abstract = {Sequential Monte Carlo (SMC) methods, also known as particle filters, are simulation-based recursive algorithms for the approximation of the a posteriori probability measures generated by state-space dynamical models. At any given time t, a SMC method produces a set of samples over the state space of the system of interest (often termed “particles”) that is used to build a discrete and random approximation of the posterior probability distribution of the state variables, conditional on a sequence of available observations. One potential application of the methodology is the estimation of the densities associated to the sequence of a posteriori distributions. While practitioners have rather freely applied such density approximations in the past, the issue has received less attention from a theoretical perspective. In this paper, we address the problem of constructing kernel-based estimates of the posterior probability density function and its derivatives, and obtain asymptotic convergence results for the estimation errors. In particular, we find convergence rates for the approximation errors that hold uniformly on the state space and guarantee that the error vanishes almost surely as the number of particles in the filter grows. Based on this uniform convergence result, we first show how to build continuous measures that converge almost surely (with known rate) toward the posterior measure and then address a few applications. The latter include maximum a posteriori estimation of the system state using the approximate derivatives of the posterior density and the approximation of functionals of it, e.g., Shannon’s entropy.},

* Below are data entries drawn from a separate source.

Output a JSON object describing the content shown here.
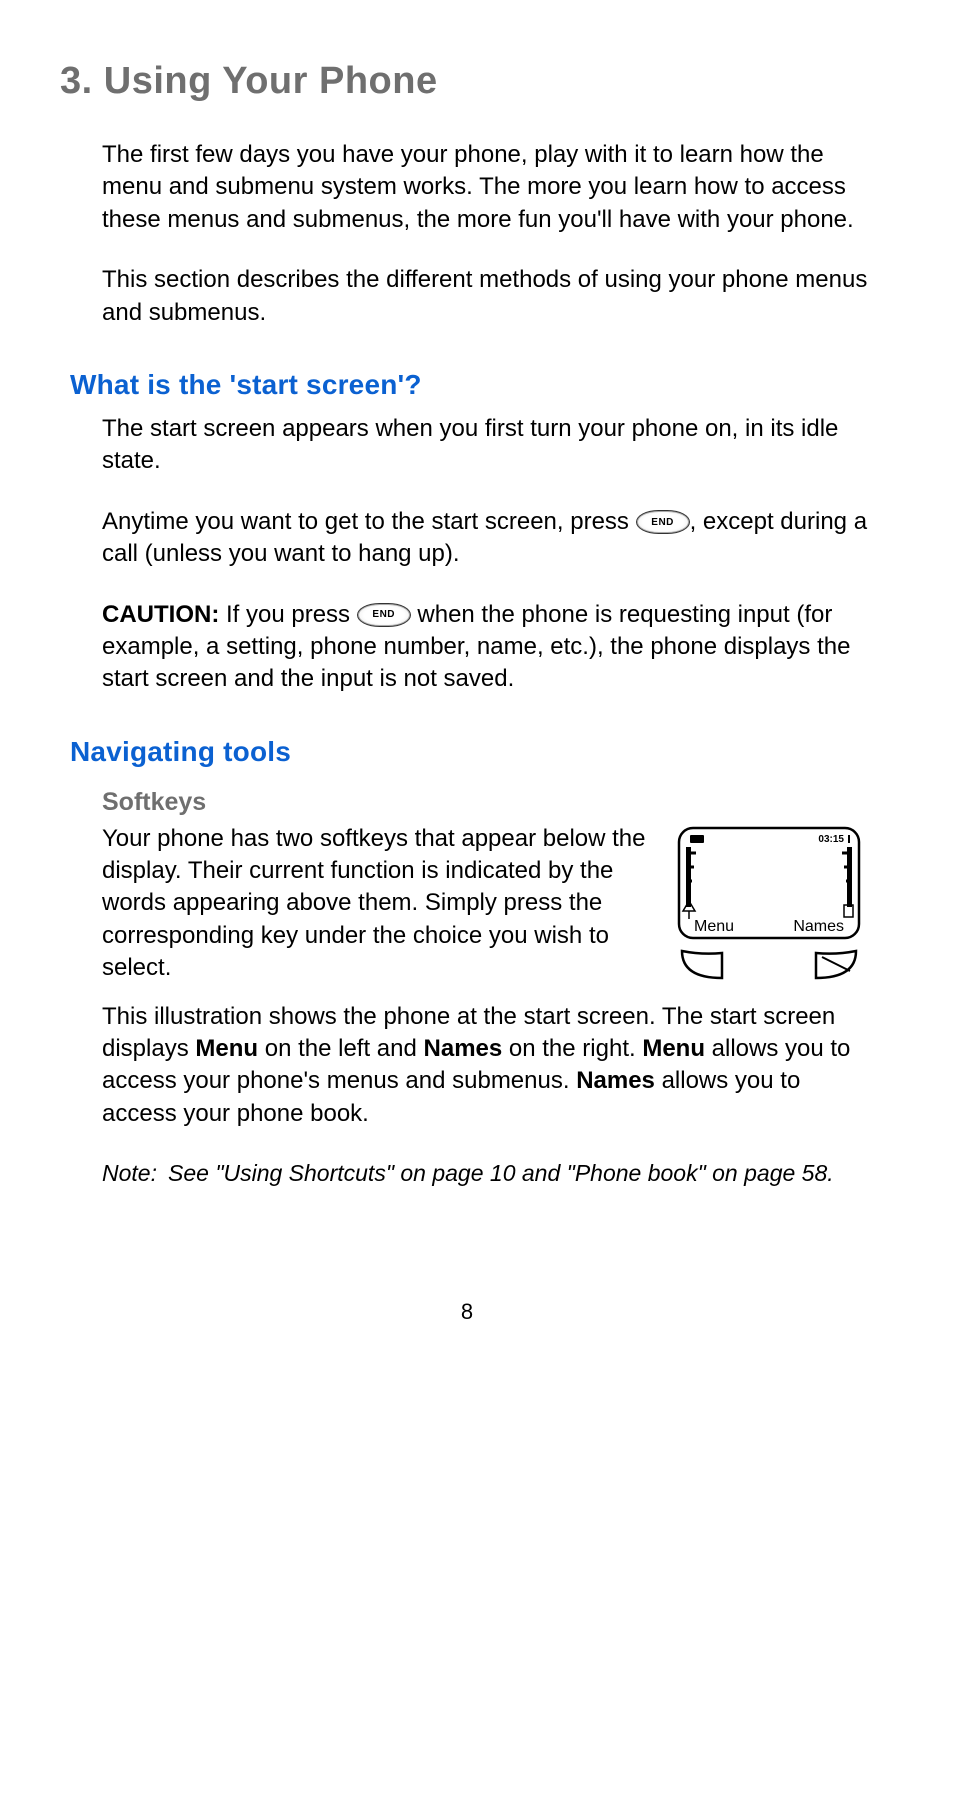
{
  "chapter": {
    "number": "3.",
    "title": "Using Your Phone"
  },
  "intro": {
    "p1": "The first few days you have your phone, play with it to learn how the menu and submenu system works. The more you learn how to access these menus and submenus, the more fun you'll have with your phone.",
    "p2": "This section describes the different methods of using your phone menus and submenus."
  },
  "start_screen": {
    "heading": "What is the 'start screen'?",
    "p1": "The start screen appears when you first turn your phone on, in its idle state.",
    "p2_pre": "Anytime you want to get to the start screen, press ",
    "p2_post": ", except during a call (unless you want to hang up).",
    "caution_label": "CAUTION:",
    "caution_pre": " If you press ",
    "caution_post": " when the phone is requesting input (for example, a setting, phone number, name, etc.), the phone displays the start screen and the input is not saved.",
    "end_key_label": "END"
  },
  "nav": {
    "heading": "Navigating tools",
    "softkeys_heading": "Softkeys",
    "softkeys_p1": "Your phone has two softkeys that appear below the display. Their current function is indicated by the words appearing above them. Simply press the corresponding key under the choice you wish to select.",
    "illustration": {
      "time": "03:15",
      "left_softkey": "Menu",
      "right_softkey": "Names"
    },
    "illu_p_a": "This illustration shows the phone at the start screen. The start screen displays ",
    "illu_b1": "Menu",
    "illu_p_b": " on the left and ",
    "illu_b2": "Names",
    "illu_p_c": " on the right. ",
    "illu_b3": "Menu",
    "illu_p_d": " allows you to access your phone's menus and submenus. ",
    "illu_b4": "Names",
    "illu_p_e": " allows you to access your phone book.",
    "note_label": "Note:",
    "note_body": "See \"Using Shortcuts\" on page 10 and \"Phone book\" on page 58."
  },
  "page_number": "8"
}
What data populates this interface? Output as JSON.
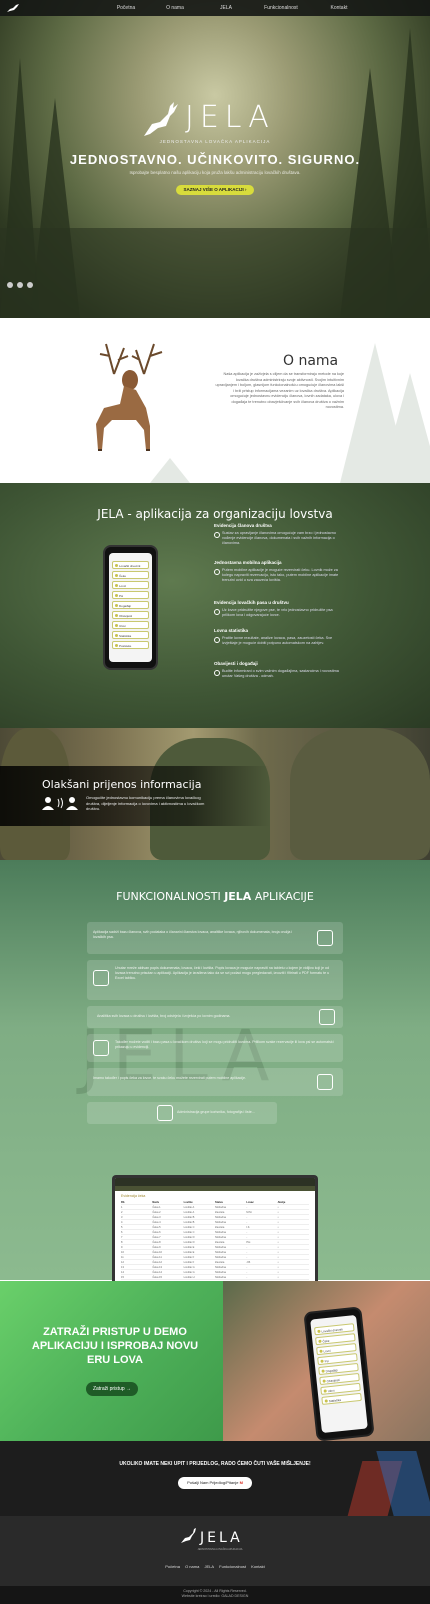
{
  "nav": {
    "links": [
      "Početna",
      "O nama",
      "JELA",
      "Funkcionalnost",
      "Kontakt"
    ]
  },
  "hero": {
    "logo": "JELA",
    "tagline": "JEDNOSTAVNA LOVAČKA APLIKACIJA",
    "title": "JEDNOSTAVNO.  UČINKOVITO.  SIGURNO.",
    "subtitle": "Isprobajte besplatno našu aplikaciju koja pruža lakšu administraciju lovačkih društava.",
    "button": "SAZNAJ VIŠE O APLIKACIJI  ›"
  },
  "about": {
    "title": "O nama",
    "text": "Naša aplikacija je zaživjela s ciljem da se transformiraju metode na koje lovačka društva administriraju svoje aktivnosti. Svojim intuitivnim upravljanjem i boljom, glasnijom funkcionalnošću omogućuje članovima lakši i brži pristup informacijama vezanim uz lovačka društva. Aplikacija omogućuje jednostavnu evidenciju članova, lovnih zadataka, ulova i događaja te trenutno obavješćivanje svih članova društva o važnim novostima."
  },
  "app": {
    "title": "JELA - aplikacija za organizaciju lovstva",
    "features": [
      {
        "heading": "Evidencija članova društva",
        "text": "Sustav za upravljanje članovima omogućuje vam brzo i jednostavno vođenje evidencije članova, dokumenata i svih važnih informacija o članovima."
      },
      {
        "heading": "Jednostavna mobilna aplikacija",
        "text": "Putem mobilne aplikacije je moguće rezervirati čeku. Lovnik može za kolegu napraviti rezervaciju, isto tako, putem mobilne aplikacije imate trenutni uvid u sva zauzeća lovišta."
      },
      {
        "heading": "Evidencija lovačkih pasa u društvu",
        "text": "Uz lovce pridružite njegove pse, te vrlo jednostavno pridružite psa prilikom lova i odgovarajuće lovce."
      },
      {
        "heading": "Lovna statistika",
        "text": "Pratite lovne rezultate, analize lovaca, pasa, zauzetosti čeka. Sve izvještaje je moguće dobiti potpuno automatskom na zahtjev."
      },
      {
        "heading": "Obavijesti i događaji",
        "text": "Budite informirani o svim važnim događajima, sastancima i novostima unutar Vašeg društva - odmah."
      }
    ],
    "phone_items": [
      "Lovački dnevnik",
      "Čeke",
      "Lovci",
      "Psi",
      "Događaji",
      "Obavijesti",
      "Ulovi",
      "Statistika",
      "Postavke"
    ]
  },
  "hunters": {
    "title": "Olakšani prijenos informacija",
    "text": "Omogućite jednostavnu komunikaciju prema članovima lovačkog društva, dijeljenje informacija o lovovima i aktivnostima u lovačkom društvu."
  },
  "func": {
    "title_pre": "FUNKCIONALNOSTI ",
    "title_bold": "JELA",
    "title_post": " APLIKACIJE",
    "watermark": "JELA",
    "cards": [
      "Aplikacija sadrži bazu članova, svih podataka o članarini članstva lovaca, analitike lovaca, njihovih dokumenata, broja oružja i lovačkih psa.",
      "Unutar mreže aktivan popis dokumenata, lovaca, čeki i lovišta. Popis lovaca je moguće napraviti na tabletu u kojem je vidljivo koji je od lovaca trenutno prisutan u aplikaciji. Aplikacija je izrađena tako da se svi podaci mogu pregledavati, izvoziti i filtrirati u PDF formatu te u Excel tablicu.",
      "Analitika svih lovaca u društvu i lovišta, broj odstrjela i izvješća po lovnim godinama.",
      "Također možete voditi i bazu pasa u lovačkom društvu koji se mogu pridružiti lovcima. Prilikom svake rezervacije ili lova psi se automatski prikazuju u evidenciji.",
      "Imamo također i popis čeka za lovce, te svaku čeku možete rezervirati putem mobilne aplikacije.",
      "Administracija grupe korisnika, fotografija i liste..."
    ],
    "laptop_title": "Evidencija čeka",
    "table_head": [
      "Rb",
      "Naziv",
      "Lovište",
      "Status",
      "Lovac",
      "Akcije"
    ],
    "table_rows": [
      [
        "1",
        "Čeka 1",
        "Lovište A",
        "Slobodna",
        "-",
        "•"
      ],
      [
        "2",
        "Čeka 2",
        "Lovište A",
        "Zauzeta",
        "M.M.",
        "•"
      ],
      [
        "3",
        "Čeka 3",
        "Lovište B",
        "Slobodna",
        "-",
        "•"
      ],
      [
        "4",
        "Čeka 4",
        "Lovište B",
        "Slobodna",
        "-",
        "•"
      ],
      [
        "5",
        "Čeka 5",
        "Lovište C",
        "Zauzeta",
        "I.K.",
        "•"
      ],
      [
        "6",
        "Čeka 6",
        "Lovište C",
        "Slobodna",
        "-",
        "•"
      ],
      [
        "7",
        "Čeka 7",
        "Lovište D",
        "Slobodna",
        "-",
        "•"
      ],
      [
        "8",
        "Čeka 8",
        "Lovište D",
        "Zauzeta",
        "P.H.",
        "•"
      ],
      [
        "9",
        "Čeka 9",
        "Lovište E",
        "Slobodna",
        "-",
        "•"
      ],
      [
        "10",
        "Čeka 10",
        "Lovište E",
        "Slobodna",
        "-",
        "•"
      ],
      [
        "11",
        "Čeka 11",
        "Lovište F",
        "Slobodna",
        "-",
        "•"
      ],
      [
        "12",
        "Čeka 12",
        "Lovište F",
        "Zauzeta",
        "J.B.",
        "•"
      ],
      [
        "13",
        "Čeka 13",
        "Lovište G",
        "Slobodna",
        "-",
        "•"
      ],
      [
        "14",
        "Čeka 14",
        "Lovište G",
        "Slobodna",
        "-",
        "•"
      ],
      [
        "15",
        "Čeka 15",
        "Lovište H",
        "Slobodna",
        "-",
        "•"
      ]
    ]
  },
  "cta": {
    "title": "ZATRAŽI PRISTUP U DEMO APLIKACIJU I ISPROBAJ NOVU ERU LOVA",
    "button": "Zatraži pristup  →"
  },
  "feedback": {
    "text": "UKOLIKO IMATE NEKI UPIT I PRIJEDLOG, RADO ĆEMO ČUTI VAŠE MIŠLJENJE!",
    "button": "Pošalji Nam Prijedlog/Pitanje"
  },
  "footer": {
    "logo": "JELA",
    "tagline": "JEDNOSTAVNA LOVAČKA APLIKACIJA",
    "links": [
      "Početna",
      "O nama",
      "JELA",
      "Funkcionalnost",
      "Kontakt"
    ],
    "copyright": "Copyright © 2024 - All Rights Reserved.",
    "credit": "Website kreirao i uredio: GALAD DESIGN"
  },
  "colors": {
    "accent": "#d8dc3c",
    "dark_green": "#3f5635",
    "cta_green": "#4fb25a"
  }
}
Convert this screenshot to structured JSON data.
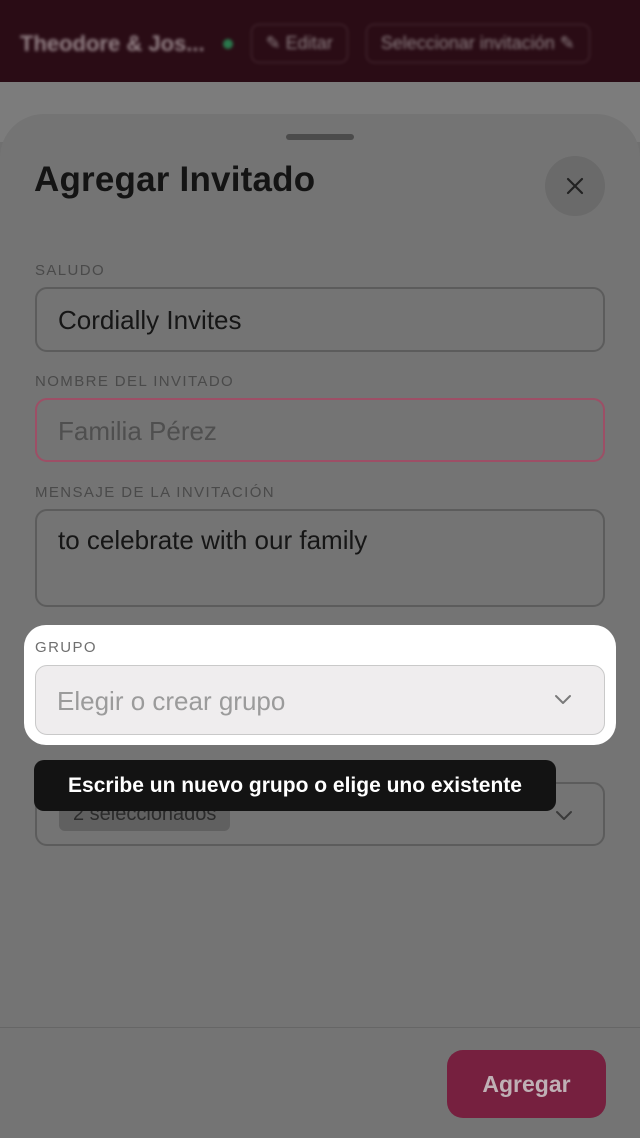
{
  "background": {
    "title": "Theodore & Jos...",
    "edit_label": "✎ Editar",
    "select_label": "Seleccionar invitación ✎"
  },
  "sheet": {
    "title": "Agregar Invitado",
    "close_icon": "close-icon"
  },
  "fields": {
    "salutation": {
      "label": "SALUDO",
      "value": "Cordially Invites"
    },
    "guest_name": {
      "label": "NOMBRE DEL INVITADO",
      "placeholder": "Familia Pérez"
    },
    "message": {
      "label": "MENSAJE DE LA INVITACIÓN",
      "value": "to celebrate with our family"
    },
    "group": {
      "label": "GRUPO",
      "placeholder": "Elegir o crear grupo"
    },
    "events": {
      "chip": "2 seleccionados"
    }
  },
  "tooltip": {
    "text": "Escribe un nuevo grupo o elige uno existente"
  },
  "footer": {
    "add_label": "Agregar"
  },
  "colors": {
    "accent": "#c4145e",
    "header_bg": "#2a0c15",
    "tooltip_bg": "#131313"
  }
}
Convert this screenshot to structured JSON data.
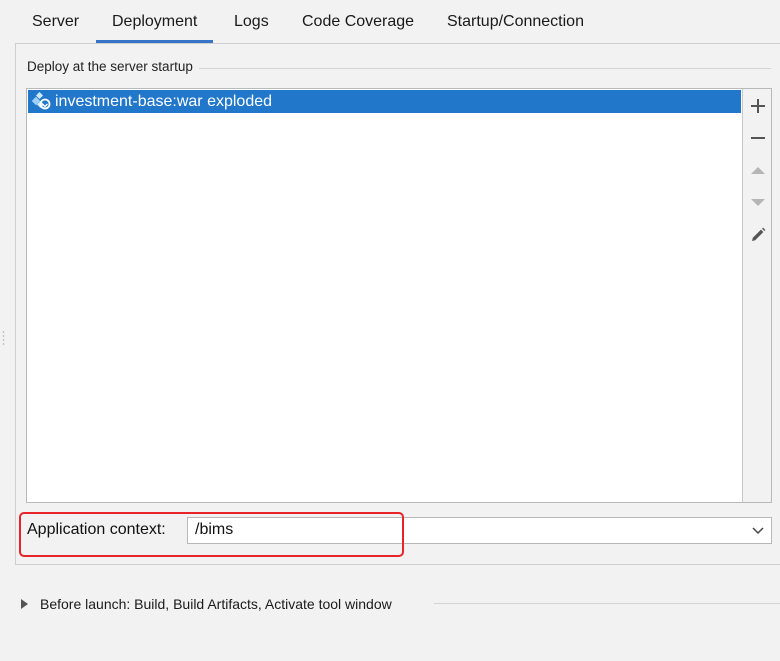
{
  "tabs": [
    {
      "label": "Server",
      "active": false
    },
    {
      "label": "Deployment",
      "active": true
    },
    {
      "label": "Logs",
      "active": false
    },
    {
      "label": "Code Coverage",
      "active": false
    },
    {
      "label": "Startup/Connection",
      "active": false
    }
  ],
  "deploy": {
    "section_title": "Deploy at the server startup",
    "items": [
      {
        "label": "investment-base:war exploded",
        "icon": "artifact-icon",
        "selected": true
      }
    ],
    "toolbar": [
      {
        "icon": "add-icon",
        "enabled": true
      },
      {
        "icon": "remove-icon",
        "enabled": true
      },
      {
        "icon": "move-up-icon",
        "enabled": false
      },
      {
        "icon": "move-down-icon",
        "enabled": false
      },
      {
        "icon": "edit-icon",
        "enabled": true
      }
    ]
  },
  "app_context": {
    "label": "Application context:",
    "value": "/bims"
  },
  "before_launch": {
    "label": "Before launch: Build, Build Artifacts, Activate tool window",
    "expanded": false
  },
  "colors": {
    "accent": "#3574c7",
    "selection": "#2177c9",
    "annotation": "#e8232a",
    "background": "#f2f2f2"
  }
}
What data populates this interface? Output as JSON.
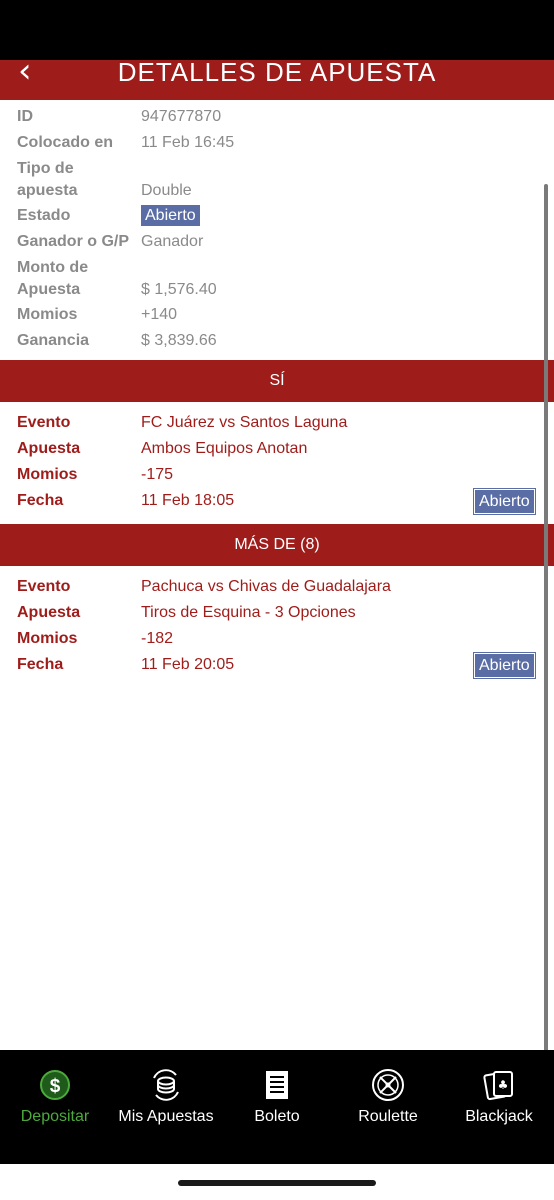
{
  "header": {
    "title": "DETALLES DE APUESTA",
    "back_icon": "chevron-left-icon"
  },
  "details": {
    "id": {
      "label": "ID",
      "value": "947677870"
    },
    "placed": {
      "label": "Colocado en",
      "value": "11 Feb 16:45"
    },
    "bet_type": {
      "label_line1": "Tipo de",
      "label_line2": "apuesta",
      "value": "Double"
    },
    "status": {
      "label": "Estado",
      "value": "Abierto"
    },
    "winner": {
      "label": "Ganador o G/P",
      "value": "Ganador"
    },
    "amount": {
      "label_line1": "Monto de",
      "label_line2": "Apuesta",
      "value": "$ 1,576.40"
    },
    "odds": {
      "label": "Momios",
      "value": "+140"
    },
    "profit": {
      "label": "Ganancia",
      "value": "$ 3,839.66"
    }
  },
  "legs": [
    {
      "section_title": "SÍ",
      "event_label": "Evento",
      "event": "FC Juárez vs Santos Laguna",
      "bet_label": "Apuesta",
      "bet": "Ambos Equipos Anotan",
      "odds_label": "Momios",
      "odds": "-175",
      "date_label": "Fecha",
      "date": "11 Feb 18:05",
      "status": "Abierto"
    },
    {
      "section_title": "MÁS DE (8)",
      "event_label": "Evento",
      "event": "Pachuca vs Chivas de Guadalajara",
      "bet_label": "Apuesta",
      "bet": "Tiros de Esquina - 3 Opciones",
      "odds_label": "Momios",
      "odds": "-182",
      "date_label": "Fecha",
      "date": "11 Feb 20:05",
      "status": "Abierto"
    }
  ],
  "tabs": [
    {
      "label": "Depositar",
      "icon": "dollar-icon",
      "active": true
    },
    {
      "label": "Mis Apuestas",
      "icon": "coins-icon",
      "active": false
    },
    {
      "label": "Boleto",
      "icon": "ticket-icon",
      "active": false
    },
    {
      "label": "Roulette",
      "icon": "roulette-icon",
      "active": false
    },
    {
      "label": "Blackjack",
      "icon": "cards-icon",
      "active": false
    }
  ],
  "colors": {
    "brand": "#9e1c1a",
    "badge": "#5a6ea5",
    "active_tab": "#4caa3c",
    "muted": "#8a8a8a"
  }
}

keywords = {density estimation, Markov systems., Models, Sequential Monte Carlo, state-space, stochastic filtering},

pubstate = {published},

tppubtype = {article}

}

Sequential Monte Carlo (SMC) methods, also known as particle filters, are simulation-based recursive algorithms for the approximation of the a posteriori probability measures generated by state-space dynamical models. At any given time t, a SMC method produces a set of samples over the state space of the system of interest (often termed “particles”) that is used to build a discrete and random approximation of the posterior probability distribution of the state variables, conditional on a sequence of available observations. One potential application of the methodology is the estimation of the densities associated to the sequence of a posteriori distributions. While practitioners have rather freely applied such density approximations in the past, the issue has received less attention from a theoretical perspective. In this paper, we address the problem of constructing kernel-based estimates of the posterior probability density function and its derivatives, and obtain asymptotic convergence results for the estimation errors. In particular, we find convergence rates for the approximation errors that hold uniformly on the state space and guarantee that the error vanishes almost surely as the number of particles in the filter grows. Based on this uniform convergence result, we first show how to build continuous measures that converge almost surely (with known rate) toward the posterior measure and then address a few applications. The latter include maximum a posteriori estimation of the system state using the approximate derivatives of the posterior density and the approximation of functionals of it, e.g., Shannon’s entropy.